Doggett won the primary with 73.2% of the vote. He performed strongly in San Antonio, an area he had never before represented. The district is so heavily Democratic that he was heavily favored to win the general election in November. He easily defeated Republican challenger Susan Narvaiz in the general election to become the first Anglo Democrat to represent a significant portion of San Antonio since Chick Kazen left office in 1985.
Doggett won his twelfth term in the U.S. House in the general election held on November 8, 2016. With 124,612 votes (63.1 percent), he defeated the Republican Susan Griffith Narvaiz (born 1957) of San Marcos, who polled 62,384 ballots (31.6 percent). Two other contenders held the remaining 5.4 percent of the ballots cast.
|1994||Lloyd Doggett||Democratic||113,738||56.31||Jo Baylor||Republican||80,382||39.22||Other||7,866||3.89|
|1996||Lloyd Doggett||Democratic||132,066||56.20||Teresa Doggett||Republican||97,204||41.36||Other||5,721||2.43|
|1998||Lloyd Doggett||Democratic||116,127||85.21||Vincent J. May||Libertarian||20,155||14.79|
|2000||Lloyd Doggett||Democratic||203,628||84.55||Michael Davis||Libertarian||37,203||15.45|
|2002||Lloyd Doggett||Democratic||114,428||84.37||Michele Messina||Libertarian||21,196||15.63|
|2004||Lloyd Doggett||Democratic||108,309||67.60||Rebecca Klein||Republican||49,252||30.74||James Werner||Libertarian||2,656||1.66|
|2006||Lloyd Doggett||Democratic||109,839||67.25||Grant Rostig||Republican||42,956||26.30||Barbara Cunningham||Libertarian||6,933||4.25||Brian Parrett||Independent||3,594||2.20|
|2008||Lloyd Doggett||Democratic||191,755||65.82||George Morovich||Republican||88,693||30.44||Jim Stutsman||Libertarian||10,848||3.72|
|2010||Lloyd Doggett||Democratic||99,967||52.82||Donna Campbell||Republican||84,849||44.83||Jim Stutsman||Libertarian||4,431||2.34|
|2012||Lloyd Doggett||Democratic||105,626||63.96||Susan Narvaiz||Republican||52,894||32.03||Ross Lynn Leone||Libertarian||4,082||2.47||Meghan Owen||Green||2,540||1.54|
|2014||Lloyd Doggett||Democratic||60,124||62.48||Susan Narvaiz||Republican||32,040||33.30||Cory W. Bruner||Libertarian||2,767||2.88||Kat Swift||Green||1,294||1.34|
|2016||Lloyd Doggett||Democratic||124,612||63.07||Susan Narvaiz||Republican||62,384||31.57||Rhett Rosenquest Smith||Libertarian||6,504||3.29||Scott Trimble||Green||4,076||2.06|
|2018||Lloyd Doggett||Democratic||138,278||71.03||David Smalling||Republican||50,553||26.0||Clark Patterson||Libertarian||5,236||2.07|
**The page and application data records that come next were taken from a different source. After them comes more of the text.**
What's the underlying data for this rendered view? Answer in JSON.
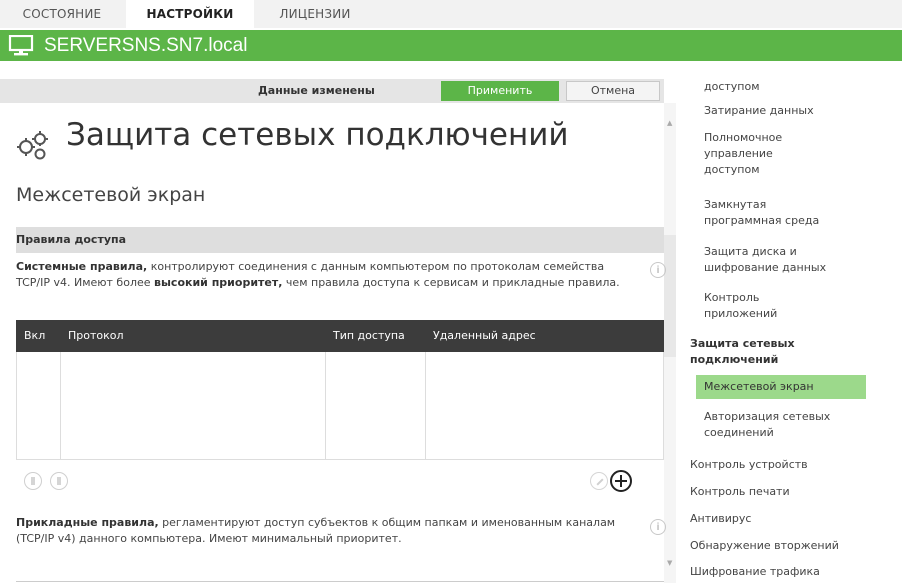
{
  "tabs": [
    {
      "label": "СОСТОЯНИЕ",
      "active": false
    },
    {
      "label": "НАСТРОЙКИ",
      "active": true
    },
    {
      "label": "ЛИЦЕНЗИИ",
      "active": false
    }
  ],
  "host": {
    "name": "SERVERSNS.SN7.local",
    "icon": "computer-monitor-icon"
  },
  "actionbar": {
    "changed_text": "Данные изменены",
    "apply_label": "Применить",
    "cancel_label": "Отмена"
  },
  "page": {
    "title": "Защита сетевых подключений",
    "title_icon": "gear-icon",
    "subtitle": "Межсетевой экран"
  },
  "access_rules": {
    "header": "Правила доступа",
    "system_rules": {
      "bold_lead": "Системные правила,",
      "text1": " контролируют соединения с данным компьютером по протоколам семейства TCP/IP v4. Имеют более ",
      "bold_mid": "высокий приоритет,",
      "text2": " чем правила доступа к сервисам и прикладные правила."
    },
    "table": {
      "columns": [
        "Вкл",
        "Протокол",
        "Тип доступа",
        "Удаленный адрес"
      ],
      "rows": []
    },
    "app_rules": {
      "bold_lead": "Прикладные правила,",
      "text": " регламентируют доступ субъектов к общим папкам и именованным каналам (TCP/IP v4) данного компьютера. Имеют минимальный приоритет."
    }
  },
  "nav": {
    "items": [
      {
        "label": "доступом",
        "level": 2,
        "state": "normal"
      },
      {
        "label": "Затирание данных",
        "level": 2,
        "state": "normal"
      },
      {
        "label": "Полномочное\nуправление\nдоступом",
        "level": 2,
        "state": "normal"
      },
      {
        "label": "Замкнутая\nпрограммная среда",
        "level": 2,
        "state": "normal"
      },
      {
        "label": "Защита диска и\nшифрование данных",
        "level": 2,
        "state": "normal"
      },
      {
        "label": "Контроль\nприложений",
        "level": 2,
        "state": "normal"
      },
      {
        "label": "Защита сетевых\nподключений",
        "level": 1,
        "state": "bold"
      },
      {
        "label": "Межсетевой экран",
        "level": 2,
        "state": "active"
      },
      {
        "label": "Авторизация сетевых\nсоединений",
        "level": 2,
        "state": "normal"
      },
      {
        "label": "Контроль устройств",
        "level": 1,
        "state": "normal"
      },
      {
        "label": "Контроль печати",
        "level": 1,
        "state": "normal"
      },
      {
        "label": "Антивирус",
        "level": 1,
        "state": "normal"
      },
      {
        "label": "Обнаружение вторжений",
        "level": 1,
        "state": "normal"
      },
      {
        "label": "Шифрование трафика",
        "level": 1,
        "state": "normal"
      }
    ]
  },
  "colors": {
    "accent_green": "#5cb548",
    "nav_active": "#9cd98b",
    "table_header": "#3c3c3c"
  }
}
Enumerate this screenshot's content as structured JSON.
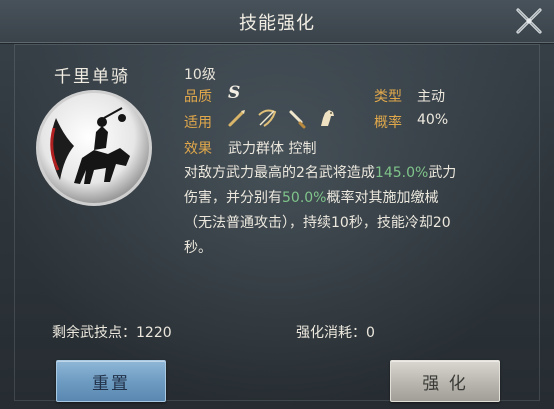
{
  "header": {
    "title": "技能强化"
  },
  "skill": {
    "name": "千里单骑",
    "level": "10级",
    "quality_label": "品质",
    "quality_value": "S",
    "type_label": "类型",
    "type_value": "主动",
    "apply_label": "适用",
    "apply_icons": [
      "spear-icon",
      "bow-icon",
      "sword-icon",
      "horse-icon"
    ],
    "rate_label": "概率",
    "rate_value": "40%",
    "effect_label": "效果",
    "effect_value": "武力群体 控制",
    "desc": {
      "p1": "对敌方武力最高的2名武将造成",
      "p2": "145.0%",
      "p3": "武力伤害，并分别有",
      "p4": "50.0%",
      "p5": "概率对其施加缴械（无法普通攻击），持续10秒，技能冷却20秒。"
    }
  },
  "footer": {
    "remaining_points": "剩余武技点：1220",
    "enhance_cost": "强化消耗：0"
  },
  "buttons": {
    "reset": "重置",
    "enhance": "强 化"
  },
  "colors": {
    "label": "#e0a84b",
    "highlight": "#7fc48a",
    "reset_button": "#6f9cc2",
    "enhance_button": "#b8b6ae"
  }
}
The Sunlight Project estimates his average net worth in 2006 was over $13 million. In 2008, the Sunlight Foundation pointed out that among the 435 members of the U.S. House of Representatives, Doggett has the 11th-highest amount of investment in oil stocks.
In April 2008 while celebrating the upcoming Earth Day Doggett fell off of his bicycle and broke his leg. This accident was similar to a bicycle crash that occurred a year previously in which his friend, the former mayor of Austin Bruce Todd, fell off his bicycle and suffered a serious head injury and several broken bones.
| Member of the Texas Senate
from the 14th district
|Party political offices|
| Democratic nominee for U.S. Senator from Texas
| Justice of the Texas Supreme Court
|U.S. House of Representatives|
J. J. Pickle
| Member of the U.S. House of Representatives
from Texas's 10th congressional district
| Member of the U.S. House of Representatives
from Texas's 25th congressional district
|New constituency|| Member of the U.S. House of Representatives
from Texas's 35th congressional district
|U.S. order of precedence (ceremonial)|
| United States Representatives by seniority